As illustrated previously, the Rb plays a crucial role in the decision of a cell to proceed from G1 to S phase.6 Disruption of the Rb or other proteins that work in concert with the Rb can lead to unwanted cellular proliferation. Observations of the familial inheritance patterns of certain cancers, like that of the inherited form of retinoblastoma led to the formation of Knudson’s two-hit model. This hypothesis suggests that two separate mutations must occur in a tumor-suppressor gene prior to tumor development. Mutations or dysregulation in the Rb pathway are common in many different forms of cancer in both man and animals.27–33 The inherited form of retinoblastoma results from a germline mutation in one allele of a gene that exists in all cells that derive from that altered cell. This loss is referred to as the loss of heterozygosity or allelic deletion. A secondary somatic mutation (second hit) occurs in the other normal allele of that same gene, resulting in the so-called two-hit knockout of tumor-suppressor function.34 In the sporadic form of retinoblastoma, two distinct somatic mutations are needed in both the Rb alleles to eliminate tumor-suppressor function and lead to cancer development. Not surprisingly, the sporadic form of retinoblastoma occurs in older patients and is less commonly bilateral at presentation.
The tumor-suppressor gene p53, sometimes known as the “guardian of the genome,” controls cellular arrest, apoptosis, and proliferation, and is essential in mitigating DNA damage. The policing activity of p53 prevents the accumulation of mutations that would favor genomic instability and subsequent malignancy.14 Inactivation of p53 by mutation plays a critical role in tumorigenesis in many human and animal cancers.35–39 For the most part, dysregulation of p53 protein is associated with its stabilization and overexpression in cancer tissues. Germline mutations that affect p53 also have been documented and associated with familial cancer risk (Li-Fraumeni syndrome).40 The activity of p53 can also be affected by nonmutational means. Overexpression of the p53 inhibitor MDM2, a cellular oncogene, reduces the amount of active p53, shifting the cell balance away from apoptosis.17

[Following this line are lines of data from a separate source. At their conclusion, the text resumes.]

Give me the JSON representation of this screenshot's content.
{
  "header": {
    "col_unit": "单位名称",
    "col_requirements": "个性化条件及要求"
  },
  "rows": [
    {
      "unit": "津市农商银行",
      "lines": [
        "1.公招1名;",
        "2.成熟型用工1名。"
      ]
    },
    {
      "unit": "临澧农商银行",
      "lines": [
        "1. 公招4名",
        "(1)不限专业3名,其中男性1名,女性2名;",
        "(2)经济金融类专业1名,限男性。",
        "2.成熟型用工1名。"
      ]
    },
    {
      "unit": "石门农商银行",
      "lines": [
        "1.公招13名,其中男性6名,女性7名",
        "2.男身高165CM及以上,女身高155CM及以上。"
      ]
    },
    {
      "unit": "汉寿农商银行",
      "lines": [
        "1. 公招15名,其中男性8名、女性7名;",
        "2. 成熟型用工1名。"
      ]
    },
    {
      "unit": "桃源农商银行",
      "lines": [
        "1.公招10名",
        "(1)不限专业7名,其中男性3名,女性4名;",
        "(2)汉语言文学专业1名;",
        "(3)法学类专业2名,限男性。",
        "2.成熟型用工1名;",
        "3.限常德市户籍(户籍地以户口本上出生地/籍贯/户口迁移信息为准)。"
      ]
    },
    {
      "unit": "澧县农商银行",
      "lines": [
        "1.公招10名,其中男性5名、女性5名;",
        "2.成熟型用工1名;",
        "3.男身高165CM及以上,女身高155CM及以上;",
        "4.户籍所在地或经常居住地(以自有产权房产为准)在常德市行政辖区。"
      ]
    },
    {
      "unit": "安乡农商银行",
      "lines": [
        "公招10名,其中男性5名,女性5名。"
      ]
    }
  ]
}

Another key tumor-suppressor gene linked to the development of several GI neoplasms is Smad4 (DPC4). Smad4, a member of the Smad family, plays a critical role in the mediation of the TGF-β pathway by acting as signal transducer. Wild-type expression of this gene results in suppression of epithelial cell growth via regulation of transcription of target genes inside the nucleus.10 Germline mutations in Smad4 have been implicated in the development of familial juvenile polyposis, a precancerous condition of the GI tract. Somatic mutations in this same tumor-suppressor gene have also been linked to the development of pancreatic and colorectal cancers.41